You can find out more about STIMULUS in their announcement.

Leave a Reply

featured blogs
Sep 25, 2020
[From the last episode: We looked at different ways of accessing a single bit in a memory, including the use of multiplexors.] Today we'€™re going to look more specifically at memory cells '€“ these things we'€™ve been calling bit cells. We mentioned that there are many...
Sep 25, 2020
Normally, in May, I'd have been off to Unterschleißheim, a suburb of Munich where historically we've held what used to be called CDNLive EMEA. We renamed this CadenceLIVE Europe and... [[ Click on the title to access the full blog on the Cadence Community site...
Sep 24, 2020
I just saw a video from 2012 in which Jeri Ellsworth is strolling around a Makerfaire flaunting her Commodore 64-based bass guitar....
Sep 24, 2020
Samtec works with system architects in the early stages of their design to create solutions for cable management which provide even distribution of thermal load. Using ultra-low skew twinax cable to route signals over the board is a key performance enabler as signal integrity...

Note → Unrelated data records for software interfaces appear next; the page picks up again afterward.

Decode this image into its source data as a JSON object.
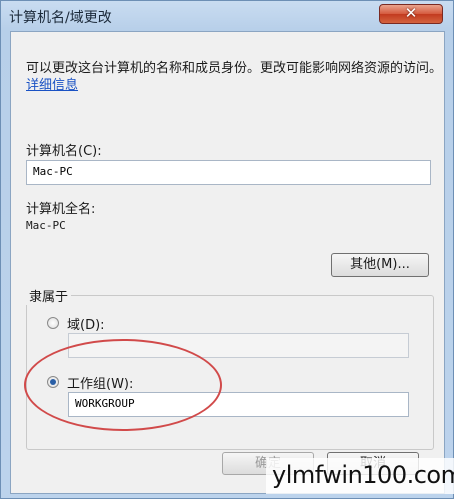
{
  "window": {
    "title": "计算机名/域更改",
    "close_symbol": "✕"
  },
  "description": {
    "text": "可以更改这台计算机的名称和成员身份。更改可能影响网络资源的访问。",
    "link": "详细信息"
  },
  "computer_name": {
    "label": "计算机名(C):",
    "value": "Mac-PC"
  },
  "full_name": {
    "label": "计算机全名:",
    "value": "Mac-PC"
  },
  "more_button": "其他(M)...",
  "member_of": {
    "title": "隶属于",
    "domain_label": "域(D):",
    "domain_value": "",
    "workgroup_label": "工作组(W):",
    "workgroup_value": "WORKGROUP",
    "selected": "workgroup"
  },
  "buttons": {
    "ok": "确定",
    "cancel": "取消"
  },
  "watermark": "ylmfwin100.com",
  "colors": {
    "annotation_ring": "#d14a4a",
    "link": "#1a52c4",
    "close_button": "#c23a1f"
  }
}
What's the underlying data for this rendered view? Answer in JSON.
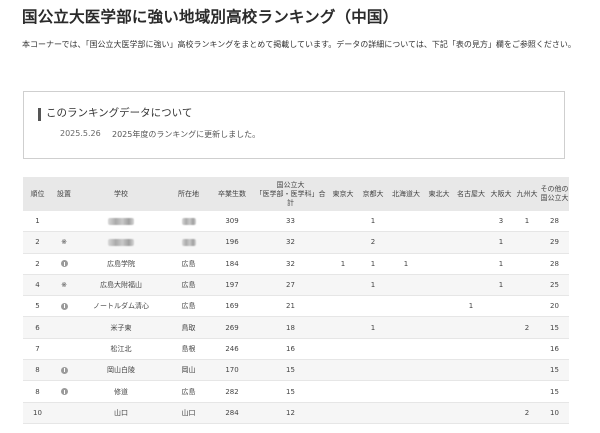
{
  "page": {
    "title": "国公立大医学部に強い地域別高校ランキング（中国）",
    "intro": "本コーナーでは、「国公立大医学部に強い」高校ランキングをまとめて掲載しています。データの詳細については、下記「表の見方」欄をご参照ください。"
  },
  "info": {
    "heading": "このランキングデータについて",
    "date": "2025.5.26",
    "note": "2025年度のランキングに更新しました。"
  },
  "table": {
    "headers": {
      "rank": "順位",
      "type": "設置",
      "school": "学校",
      "location": "所在地",
      "graduates": "卒業生数",
      "total_l1": "国公立大",
      "total_l2": "「医学部・医学科」合計",
      "tokyo": "東京大",
      "kyoto": "京都大",
      "hokkaido": "北海道大",
      "tohoku": "東北大",
      "nagoya": "名古屋大",
      "osaka": "大阪大",
      "kyushu": "九州大",
      "other_l1": "その他の",
      "other_l2": "国公立大"
    },
    "rows": [
      {
        "rank": "1",
        "mark": "",
        "school": "",
        "location": "",
        "graduates": "309",
        "total": "33",
        "tokyo": "",
        "kyoto": "1",
        "hokkaido": "",
        "tohoku": "",
        "nagoya": "",
        "osaka": "3",
        "kyushu": "1",
        "other": "28"
      },
      {
        "rank": "2",
        "mark": "※",
        "school": "",
        "location": "",
        "graduates": "196",
        "total": "32",
        "tokyo": "",
        "kyoto": "2",
        "hokkaido": "",
        "tohoku": "",
        "nagoya": "",
        "osaka": "1",
        "kyushu": "",
        "other": "29"
      },
      {
        "rank": "2",
        "mark": "私",
        "school": "広島学院",
        "location": "広島",
        "graduates": "184",
        "total": "32",
        "tokyo": "1",
        "kyoto": "1",
        "hokkaido": "1",
        "tohoku": "",
        "nagoya": "",
        "osaka": "1",
        "kyushu": "",
        "other": "28"
      },
      {
        "rank": "4",
        "mark": "※",
        "school": "広島大附福山",
        "location": "広島",
        "graduates": "197",
        "total": "27",
        "tokyo": "",
        "kyoto": "1",
        "hokkaido": "",
        "tohoku": "",
        "nagoya": "",
        "osaka": "1",
        "kyushu": "",
        "other": "25"
      },
      {
        "rank": "5",
        "mark": "私",
        "school": "ノートルダム清心",
        "location": "広島",
        "graduates": "169",
        "total": "21",
        "tokyo": "",
        "kyoto": "",
        "hokkaido": "",
        "tohoku": "",
        "nagoya": "1",
        "osaka": "",
        "kyushu": "",
        "other": "20"
      },
      {
        "rank": "6",
        "mark": "",
        "school": "米子東",
        "location": "鳥取",
        "graduates": "269",
        "total": "18",
        "tokyo": "",
        "kyoto": "1",
        "hokkaido": "",
        "tohoku": "",
        "nagoya": "",
        "osaka": "",
        "kyushu": "2",
        "other": "15"
      },
      {
        "rank": "7",
        "mark": "",
        "school": "松江北",
        "location": "島根",
        "graduates": "246",
        "total": "16",
        "tokyo": "",
        "kyoto": "",
        "hokkaido": "",
        "tohoku": "",
        "nagoya": "",
        "osaka": "",
        "kyushu": "",
        "other": "16"
      },
      {
        "rank": "8",
        "mark": "私",
        "school": "岡山白陵",
        "location": "岡山",
        "graduates": "170",
        "total": "15",
        "tokyo": "",
        "kyoto": "",
        "hokkaido": "",
        "tohoku": "",
        "nagoya": "",
        "osaka": "",
        "kyushu": "",
        "other": "15"
      },
      {
        "rank": "8",
        "mark": "私",
        "school": "修道",
        "location": "広島",
        "graduates": "282",
        "total": "15",
        "tokyo": "",
        "kyoto": "",
        "hokkaido": "",
        "tohoku": "",
        "nagoya": "",
        "osaka": "",
        "kyushu": "",
        "other": "15"
      },
      {
        "rank": "10",
        "mark": "",
        "school": "山口",
        "location": "山口",
        "graduates": "284",
        "total": "12",
        "tokyo": "",
        "kyoto": "",
        "hokkaido": "",
        "tohoku": "",
        "nagoya": "",
        "osaka": "",
        "kyushu": "2",
        "other": "10"
      }
    ]
  }
}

Featured Video

Latency-Optimized PAM-4 Architecture for Next-Generation PCIe

Sponsored by Synopsys

This video presentation briefly describes how DesignWare® IP for PCIe® 5.0 is minimizing risk and accelerating time to market, and what Synopsys is doing to help designers prepare for next-generation PAM-4 PCIe 6.0 designs.

Click here for more information about DesignWare IP Solutions for PCI Express

Featured Paper

Helping physicians achieve faster, more accurate patient diagnoses with molecular test technology

Sponsored by Texas Instruments

Point-of-care molecular diagnostics (PoC) help physicians achieve faster, more accurate patient diagnoses and treatment decisions. This article breaks down how molecular test technology works and the building blocks for a PoC molecular diagnostics analyzer sensor front end system.

Read the Article

Featured Chalk Talk

AVX Supercapacitors: PrizmaCap

Sponsored by Mouser Electronics and AVX

If your application requires a supercapacitor, there are a lot of options. You need the right form factor, temperature range, weight, and capacitance, of course. In this episode of Chalk Talk, Amelia Dalton chats with Eric DeRose of AVX about choosing the right supercapacitor and about PrizmaCap - a new supercapacitor with low height, high temperature, and lightweight.

Click here for more information AVX PrizmaCap™